PHOTO GALLERY: Shackleton statue marks 100th anniversary of rescue

Unveiling of the Ernest Shackleton sculpture at Emily Square, Athy

Paula Campbell


Paula Campbell

There was great fanfare in Athy on Tuesday, August 30, for the unveiling of the Ernest Shackleton statue in Emily Square.

The Mayor Ivan Keatley unveiled the statue to the iconic polar explorer in front of a large crowd, with a guard of honour drawn from the Irish Naval Service. Also in attendance were Shackleton family members including his grand daughter Alexandra Shackleton and second cousins Jonathan and Arthur Shackleton and local singer Jack L who sang the 'Wearing of the Green'.
Kildare Arts Officer Lucina Russell paid tribute to Shackleton in her address to the crowd and in particular to his proud Kildare roots.

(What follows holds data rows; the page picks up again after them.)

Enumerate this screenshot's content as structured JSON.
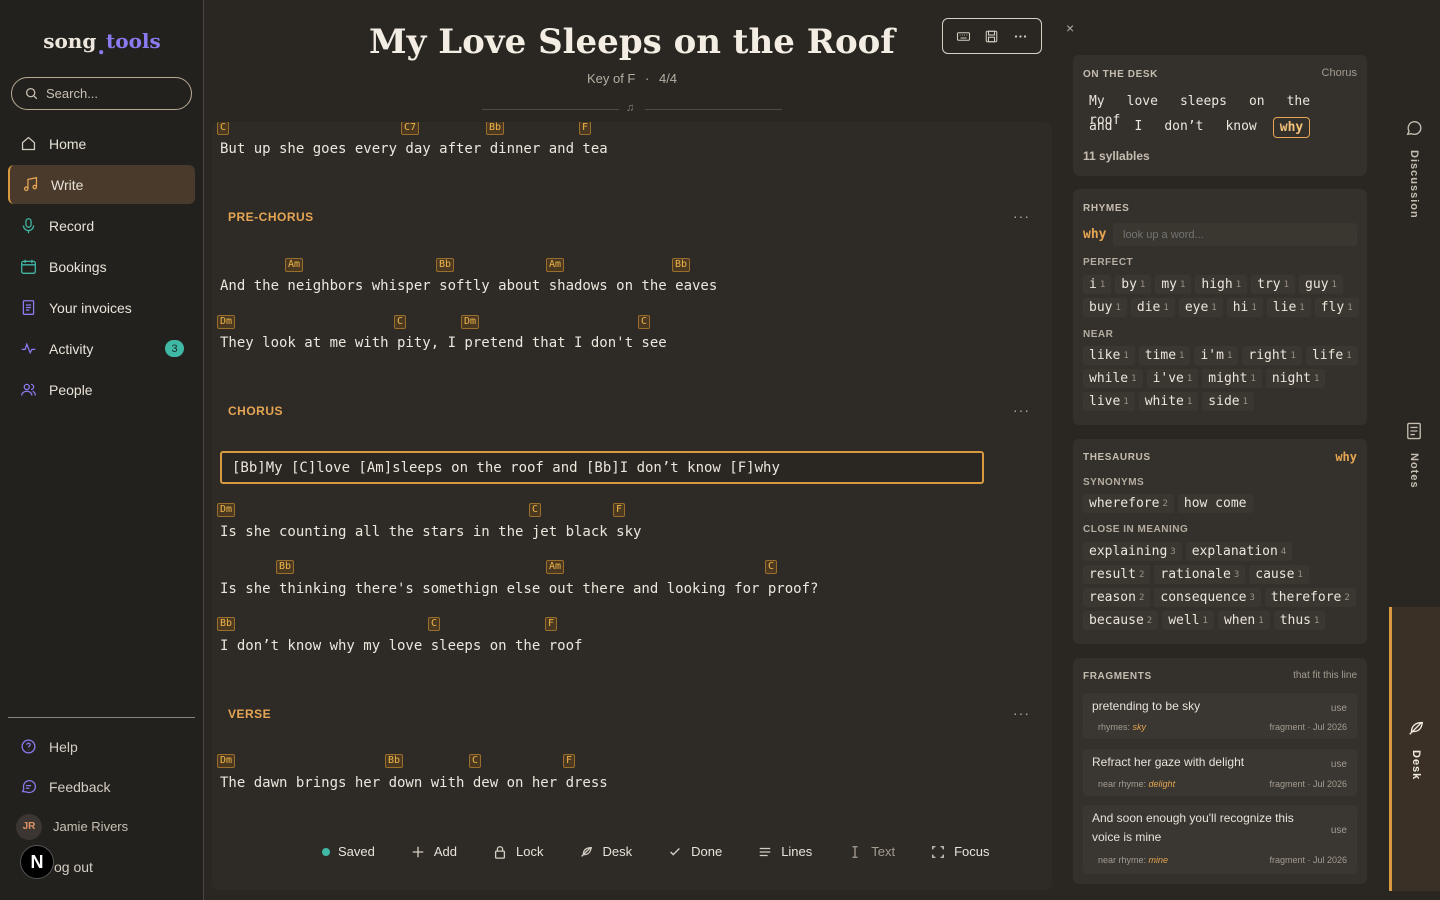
{
  "app": {
    "logo_a": "song",
    "logo_b": "tools"
  },
  "search": {
    "placeholder": "Search..."
  },
  "nav": {
    "home": "Home",
    "write": "Write",
    "record": "Record",
    "bookings": "Bookings",
    "invoices": "Your invoices",
    "activity": "Activity",
    "activity_badge": "3",
    "people": "People"
  },
  "bottom_nav": {
    "help": "Help",
    "feedback": "Feedback",
    "user_initials": "JR",
    "user_name": "Jamie Rivers",
    "logout": "og out",
    "n_logo": "N"
  },
  "song": {
    "title": "My Love Sleeps on the Roof",
    "key": "Key of F",
    "sep": "·",
    "time": "4/4"
  },
  "sections": {
    "pre_chorus": "PRE-CHORUS",
    "chorus": "CHORUS",
    "verse": "VERSE",
    "menu": "···"
  },
  "lines": {
    "l0": "But up she goes every day after dinner and tea",
    "l1": "And the neighbors whisper softly about shadows on the eaves",
    "l2": "They look at me with pity, I pretend that I don't see",
    "active": "[Bb]My [C]love [Am]sleeps on the roof and [Bb]I don’t know [F]why",
    "l3": "Is she counting all the stars in the jet black sky",
    "l4": "Is she thinking there's somethign else out there and looking for proof?",
    "l5": "I don’t know why my love sleeps on the roof",
    "l6": "The dawn brings her down with dew on her dress"
  },
  "chords": {
    "c0": [
      "C",
      "C7",
      "Bb",
      "F"
    ],
    "c1": [
      "Am",
      "Bb",
      "Am",
      "Bb"
    ],
    "c2": [
      "Dm",
      "C",
      "Dm",
      "C"
    ],
    "c3": [
      "Dm",
      "C",
      "F"
    ],
    "c4": [
      "Bb",
      "Am",
      "C"
    ],
    "c5": [
      "Bb",
      "C",
      "F"
    ],
    "c6": [
      "Dm",
      "Bb",
      "C",
      "F"
    ]
  },
  "bottom_tools": {
    "saved": "Saved",
    "add": "Add",
    "lock": "Lock",
    "desk": "Desk",
    "done": "Done",
    "lines": "Lines",
    "text": "Text",
    "focus": "Focus"
  },
  "desk": {
    "close": "×",
    "on_desk": {
      "label": "ON THE DESK",
      "section": "Chorus",
      "row1": [
        "My",
        "love",
        "sleeps",
        "on",
        "the",
        "roof"
      ],
      "row2": [
        "and",
        "I",
        "don’t",
        "know"
      ],
      "highlight": "why",
      "syllables": "11 syllables"
    },
    "rhymes": {
      "label": "RHYMES",
      "word": "why",
      "lookup_placeholder": "look up a word...",
      "perfect_label": "PERFECT",
      "perfect": [
        [
          "i",
          "1"
        ],
        [
          "by",
          "1"
        ],
        [
          "my",
          "1"
        ],
        [
          "high",
          "1"
        ],
        [
          "try",
          "1"
        ],
        [
          "guy",
          "1"
        ],
        [
          "buy",
          "1"
        ],
        [
          "die",
          "1"
        ],
        [
          "eye",
          "1"
        ],
        [
          "hi",
          "1"
        ],
        [
          "lie",
          "1"
        ],
        [
          "fly",
          "1"
        ]
      ],
      "near_label": "NEAR",
      "near": [
        [
          "like",
          "1"
        ],
        [
          "time",
          "1"
        ],
        [
          "i'm",
          "1"
        ],
        [
          "right",
          "1"
        ],
        [
          "life",
          "1"
        ],
        [
          "while",
          "1"
        ],
        [
          "i've",
          "1"
        ],
        [
          "might",
          "1"
        ],
        [
          "night",
          "1"
        ],
        [
          "live",
          "1"
        ],
        [
          "white",
          "1"
        ],
        [
          "side",
          "1"
        ]
      ]
    },
    "thesaurus": {
      "label": "THESAURUS",
      "word": "why",
      "syn_label": "SYNONYMS",
      "synonyms": [
        [
          "wherefore",
          "2"
        ],
        [
          "how come",
          ""
        ]
      ],
      "close_label": "CLOSE IN MEANING",
      "close": [
        [
          "explaining",
          "3"
        ],
        [
          "explanation",
          "4"
        ],
        [
          "result",
          "2"
        ],
        [
          "rationale",
          "3"
        ],
        [
          "cause",
          "1"
        ],
        [
          "reason",
          "2"
        ],
        [
          "consequence",
          "3"
        ],
        [
          "therefore",
          "2"
        ],
        [
          "because",
          "2"
        ],
        [
          "well",
          "1"
        ],
        [
          "when",
          "1"
        ],
        [
          "thus",
          "1"
        ]
      ]
    },
    "fragments": {
      "label": "FRAGMENTS",
      "hint": "that fit this line",
      "items": [
        {
          "text": "pretending to be sky",
          "use": "use",
          "rhyme_label": "rhymes:",
          "rhyme": "sky",
          "date": "fragment · Jul 2026"
        },
        {
          "text": "Refract her gaze with delight",
          "use": "use",
          "rhyme_label": "near rhyme:",
          "rhyme": "delight",
          "date": "fragment · Jul 2026"
        },
        {
          "text": "And soon enough you'll recognize this voice is mine",
          "use": "use",
          "rhyme_label": "near rhyme:",
          "rhyme": "mine",
          "date": "fragment · Jul 2026"
        }
      ]
    }
  },
  "rail": {
    "discussion": "Discussion",
    "notes": "Notes",
    "desk": "Desk"
  },
  "colors": {
    "accent": "#d99a3f",
    "chord": "#f0b64a",
    "teal": "#3fb9a6",
    "purple": "#8a7bf0"
  }
}
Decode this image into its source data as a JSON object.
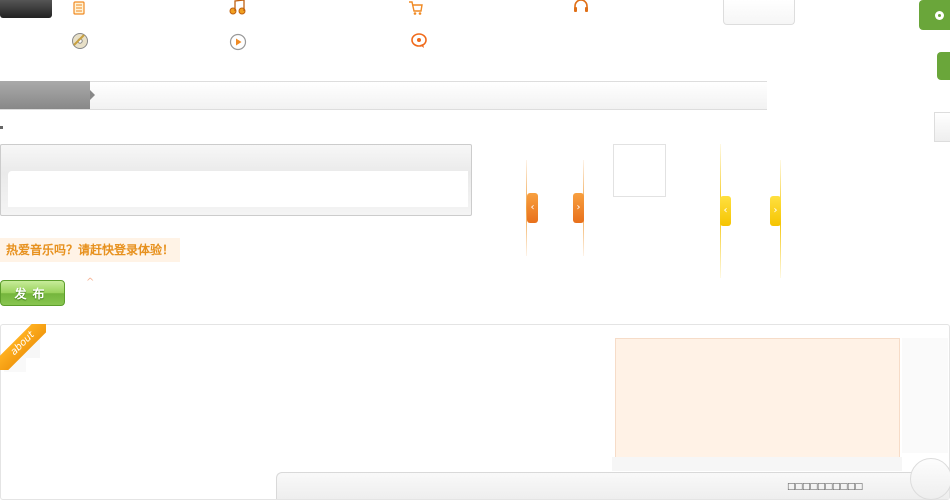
{
  "colors": {
    "accent_orange": "#f08a24",
    "accent_green": "#6aa63a",
    "login_text": "#e7911e",
    "peach_bg": "#fff2e6"
  },
  "top_nav_icons": [
    "notebook-icon",
    "music-notes-icon",
    "shopping-cart-icon",
    "headphones-icon",
    "disc-icon",
    "play-circle-icon",
    "chat-bubble-icon"
  ],
  "arrows": {
    "prev": "‹",
    "next": "›"
  },
  "login_prompt": "热爱音乐吗？请赶快登录体验！",
  "publish_button": "发布",
  "caret_mark": "^",
  "about_ribbon": "about",
  "footer_link": "□□□□□□□□□□"
}
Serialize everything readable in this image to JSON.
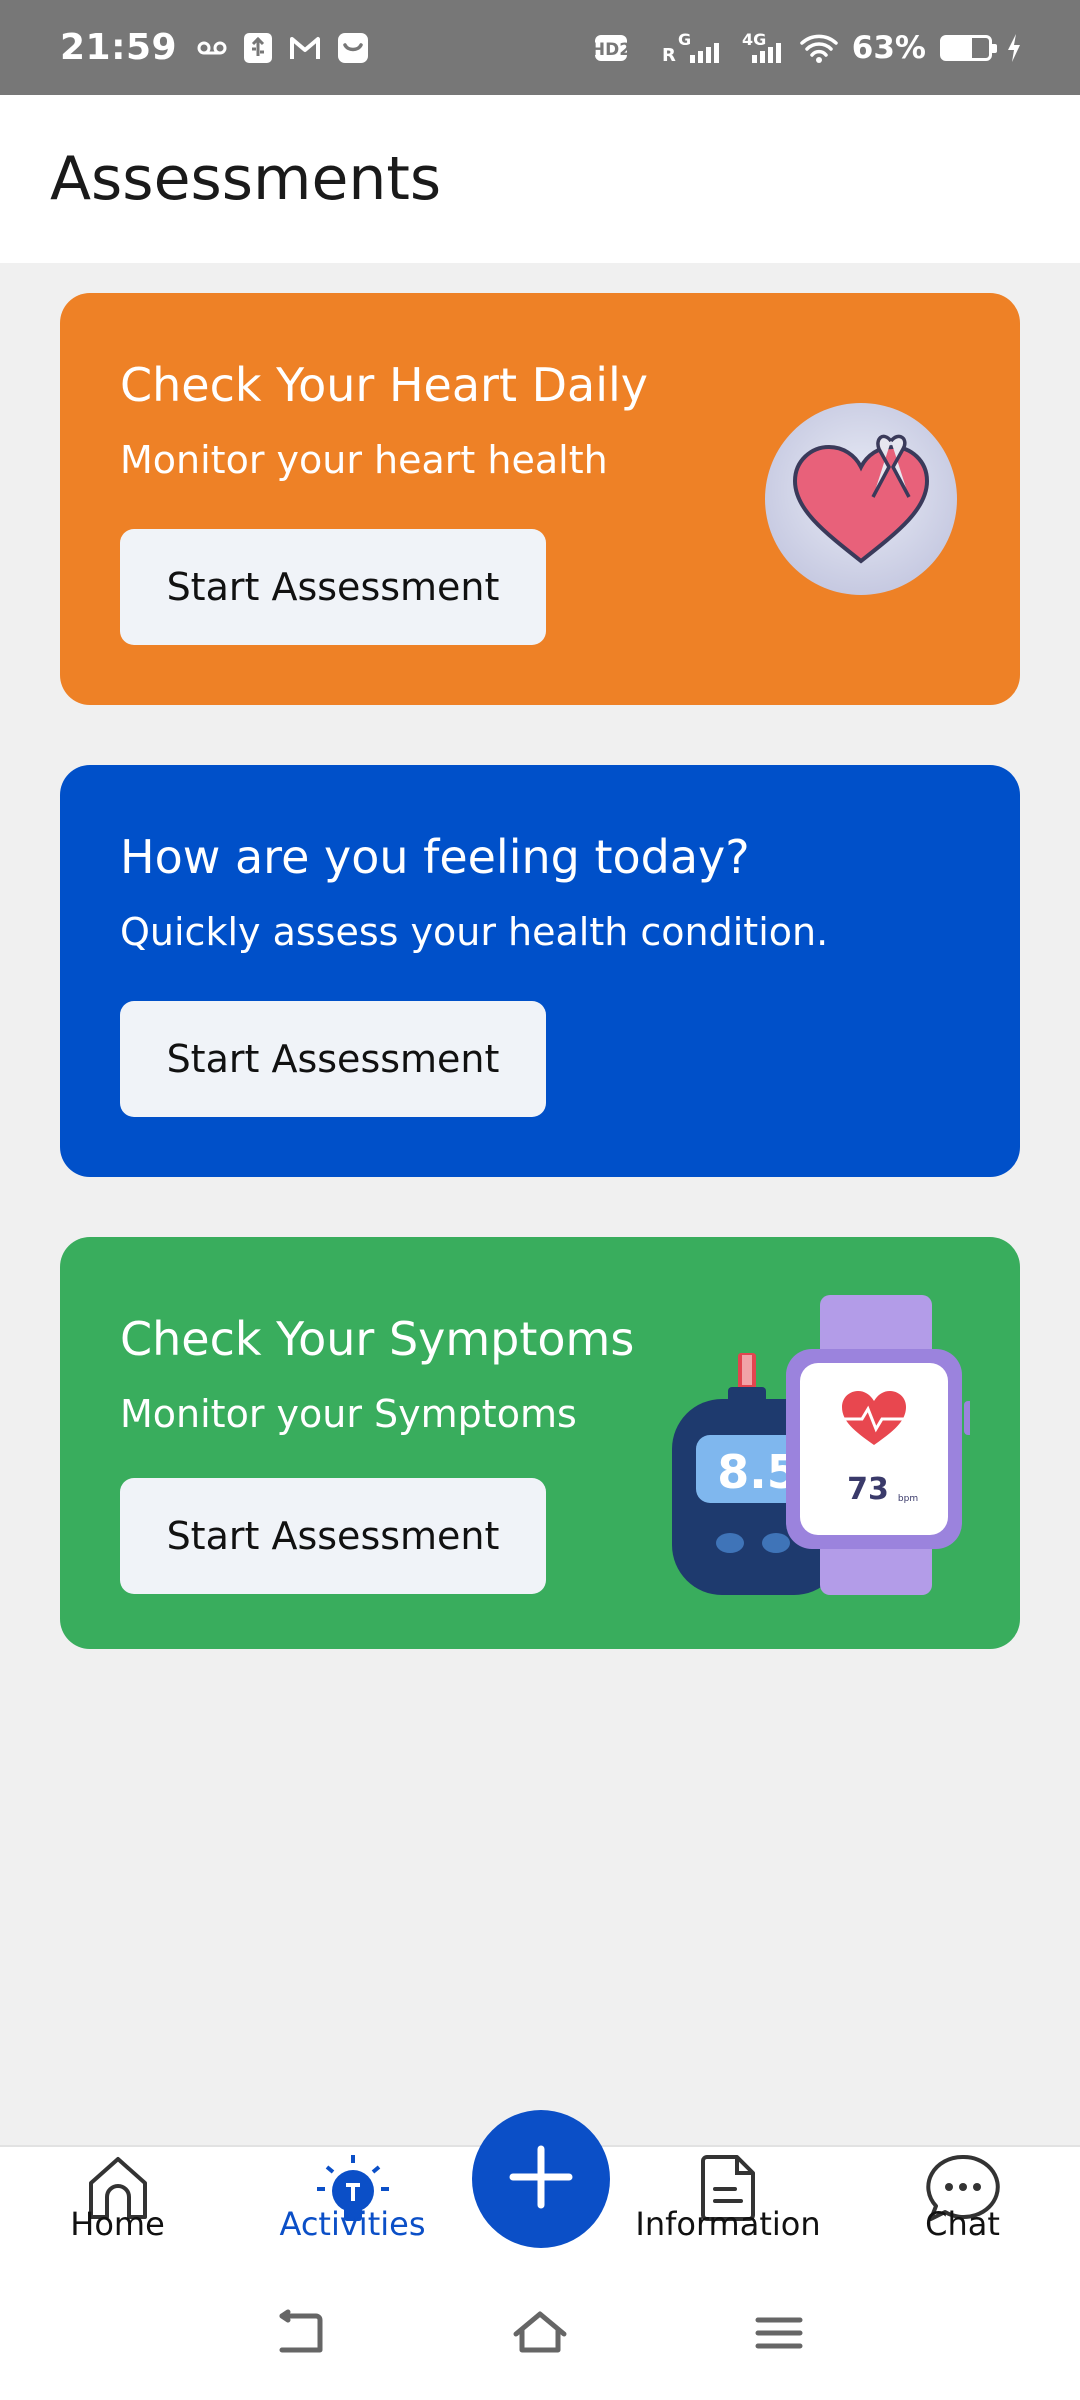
{
  "status_bar": {
    "time": "21:59",
    "battery_percent": "63%",
    "battery_level": 0.63,
    "network_labels": [
      "HD2",
      "R",
      "G",
      "4G"
    ],
    "icons": [
      "voicemail-icon",
      "usb-debug-icon",
      "gmail-icon",
      "notification-icon",
      "hd-voice-icon",
      "signal-icon",
      "signal-4g-icon",
      "wifi-icon",
      "battery-icon",
      "charging-icon"
    ]
  },
  "header": {
    "title": "Assessments"
  },
  "cards": [
    {
      "title": "Check Your Heart Daily",
      "subtitle": "Monitor your heart health",
      "button_label": "Start Assessment",
      "background": "#ee8126",
      "illustration": "heart-ribbon-icon"
    },
    {
      "title": "How are you feeling today?",
      "subtitle": "Quickly assess your health condition.",
      "button_label": "Start Assessment",
      "background": "#0050c9"
    },
    {
      "title": "Check Your Symptoms",
      "subtitle": "Monitor your Symptoms",
      "button_label": "Start Assessment",
      "background": "#39ad5d",
      "illustration": "glucometer-smartwatch-icon",
      "illustration_glucometer_value": "8.5",
      "illustration_watch_value": "73",
      "illustration_watch_unit": "bpm"
    }
  ],
  "bottom_nav": {
    "items": [
      {
        "label": "Home",
        "icon": "home-icon",
        "active": false
      },
      {
        "label": "Activities",
        "icon": "lightbulb-icon",
        "active": true
      },
      {
        "label": "Information",
        "icon": "document-icon",
        "active": false
      },
      {
        "label": "Chat",
        "icon": "chat-icon",
        "active": false
      }
    ],
    "fab_icon": "plus-icon",
    "accent": "#0b4fc7"
  },
  "system_nav": {
    "icons": [
      "back-icon",
      "home-outline-icon",
      "menu-icon"
    ]
  }
}
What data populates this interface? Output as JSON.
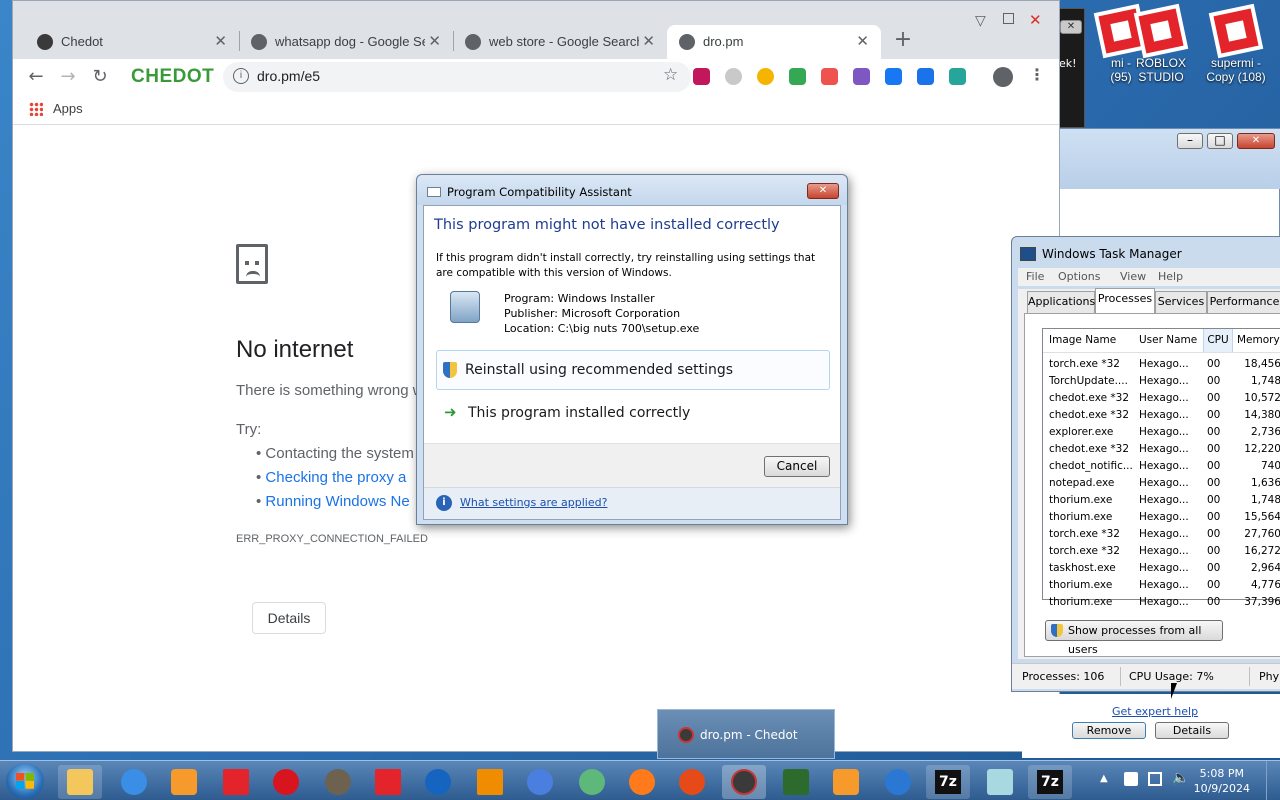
{
  "desktop": {
    "icons": [
      {
        "label_line1": "mi -",
        "label_line2": "(95)"
      },
      {
        "label_line1": "ROBLOX",
        "label_line2": "STUDIO"
      },
      {
        "label_line1": "supermi -",
        "label_line2": "Copy (108)"
      }
    ],
    "bg_window_text": "ek!"
  },
  "browser": {
    "tabs": [
      {
        "title": "Chedot"
      },
      {
        "title": "whatsapp dog - Google Sea"
      },
      {
        "title": "web store - Google Search"
      },
      {
        "title": "dro.pm"
      }
    ],
    "brand": "CHEDOT",
    "url": "dro.pm/e5",
    "bookmarks": {
      "apps_label": "Apps"
    },
    "page": {
      "heading": "No internet",
      "description": "There is something wrong w",
      "try_label": "Try:",
      "suggestions": [
        "Contacting the system",
        "Checking the proxy a",
        "Running Windows Ne"
      ],
      "error_code": "ERR_PROXY_CONNECTION_FAILED",
      "details_button": "Details"
    }
  },
  "dialog": {
    "title": "Program Compatibility Assistant",
    "heading": "This program might not have installed correctly",
    "message_line1": "If this program didn't install correctly, try reinstalling using settings that",
    "message_line2": "are compatible with this version of Windows.",
    "program": "Program: Windows Installer",
    "publisher": "Publisher: Microsoft Corporation",
    "location": "Location: C:\\big nuts 700\\setup.exe",
    "option_reinstall": "Reinstall using recommended settings",
    "option_ok": "This program installed correctly",
    "cancel": "Cancel",
    "help_link": "What settings are applied?"
  },
  "task_manager": {
    "title": "Windows Task Manager",
    "menu": [
      "File",
      "Options",
      "View",
      "Help"
    ],
    "tabs": [
      "Applications",
      "Processes",
      "Services",
      "Performance"
    ],
    "columns": [
      "Image Name",
      "User Name",
      "CPU",
      "Memory ("
    ],
    "rows": [
      [
        "torch.exe *32",
        "Hexago...",
        "00",
        "18,456"
      ],
      [
        "TorchUpdate....",
        "Hexago...",
        "00",
        "1,748"
      ],
      [
        "chedot.exe *32",
        "Hexago...",
        "00",
        "10,572"
      ],
      [
        "chedot.exe *32",
        "Hexago...",
        "00",
        "14,380"
      ],
      [
        "explorer.exe",
        "Hexago...",
        "00",
        "2,736"
      ],
      [
        "chedot.exe *32",
        "Hexago...",
        "00",
        "12,220"
      ],
      [
        "chedot_notific...",
        "Hexago...",
        "00",
        "740"
      ],
      [
        "notepad.exe",
        "Hexago...",
        "00",
        "1,636"
      ],
      [
        "thorium.exe",
        "Hexago...",
        "00",
        "1,748"
      ],
      [
        "thorium.exe",
        "Hexago...",
        "00",
        "15,564"
      ],
      [
        "torch.exe *32",
        "Hexago...",
        "00",
        "27,760"
      ],
      [
        "torch.exe *32",
        "Hexago...",
        "00",
        "16,272"
      ],
      [
        "taskhost.exe",
        "Hexago...",
        "00",
        "2,964"
      ],
      [
        "thorium.exe",
        "Hexago...",
        "00",
        "4,776"
      ],
      [
        "thorium.exe",
        "Hexago...",
        "00",
        "37,396"
      ]
    ],
    "show_all_button": "Show processes from all users",
    "status_processes": "Processes: 106",
    "status_cpu": "CPU Usage: 7%",
    "status_phys": "Phy"
  },
  "under_tm": {
    "help_link": "Get expert help",
    "remove_button": "Remove",
    "details_button": "Details"
  },
  "taskbar": {
    "thumbnail_label": "dro.pm - Chedot",
    "time": "5:08 PM",
    "date": "10/9/2024",
    "sevenzip_label": "7z"
  }
}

Kildare County Council CEO Peter Carey said that the unveiling coincided with the 100th anniversary of the rescue of the crew of the Endurance — the ship used by Shackleton and his crew on the Imperial trans-antartic expedition. The sculpture which was sculpted by Mark Richards is only the second in the world to be erected in Shackleton’s honour. The other statue is located in the UK.

Shackleton's granddaughter Alexandra noted the fact in her address to the crowd. Describing the event as a “grand occasion” she added that “this is also an acknowledgement and the only other statue in the world” of her great grandfather.

“The statue manages to combine his several sides - his adventurous side, his romantic side as he wrote poetry and his pragmatic side. Certainly the rescue on Elephant Island is one of the greatest rescues in history and that took place 100 years ago today after three unsuccessful attempts.”

Speaking to the Leader after the unveiling, family historian and fellow explorer Jonathan Shackleton, described the event as a “great tribute” to a man who was admired and respected the world over.

“It is so appropriate for the statue to be so close to where he was born,” said Jonathan.

“His cabin, in which he died, is coming to Athy soon so it is almost poetic in the way in which it has come full circle. I travel every year with a group to the Antartic and I have done so for the past 40 years. I can't stop going which is similar to him - he said he was going to keep going too.”

Town Manager Joe Boland told the Leader that the new statue coincides with plans to upgrade Emily Square.

“The statue might be moved in line with the upgrade and we are open minded on that,” he said.

Meanwhile Athy native Clifford T Reid took part in an expedition in Shackleton's footsteps ten years ago for a documentary made for RTE.

“I thought a man from Athy should be represented on the trip so I put myself forward,” said Clifford.

“We were put through training first and a team of 28 were selected to follow in his progress. I visited his grave in South Georgia and presented a plaque from the Kilmead national school which is now hanging on the wall.”

Committee member Joe O'Farrell accompanied the cabin, in which Shackleton died, home from Norway last September, where it had served as a garden shed for the past 90 years.

“It took about a week to get it home and down to Letterfrack where is now being curated,” he explained speaking to the Leader.

“We drove for three days down the spine of Sweden and into Gothenburg where the cabin was loaded onto a ship for 26 hours on the North sea before reaching the UK then finally onto Dublin.”

Ready to receive the cabin in Letterfrack was historic furniture curator Sven Haberman.

“It is currently in our workshop and we have finished the first stage which involved investigating, a paint analysis of what was original and what was not. Surprisingly after 90 years as a garden shed more than 85 per cent was original. We aim to have it ready in two months time.”

Meanwhile the statue was commissioned as part of its Decade of Commemorations programme, Kildare Co. Council.

The sculpture of Ernest Shackleton, the world famous explorer also marked the 100th anniversary of the rescue of the crew of the ‘Endurance.’

The sculpture commemorates the life and exploits of Ernest Shackleton and particularly the rescuing of the crew of the ‘Endurance’ in 1916 after the ship became trapped and crushed in the ice.

Ernest Shackleton was born in Kilkea, near Athy, in 1874, but moved to England when he was just 10 years old.

In 1914, Shackleton made his third trip to Antarctica with the 'Endurance,' planning to cross the continent via the South Pole. The ship became trapped in the ice, and subsequently sank. Shackleton's crew reached Elephant Island and on Easter Monday 1916, taking five crew members, including fellow Irishmen Tom Crean and Tim McCarthy, Shackleton set sail for the island of South Georgia. In a small lifeboat, the 'James Caird', the six men crossed 1,300 km of ocean in 16 days to reach land. All survived.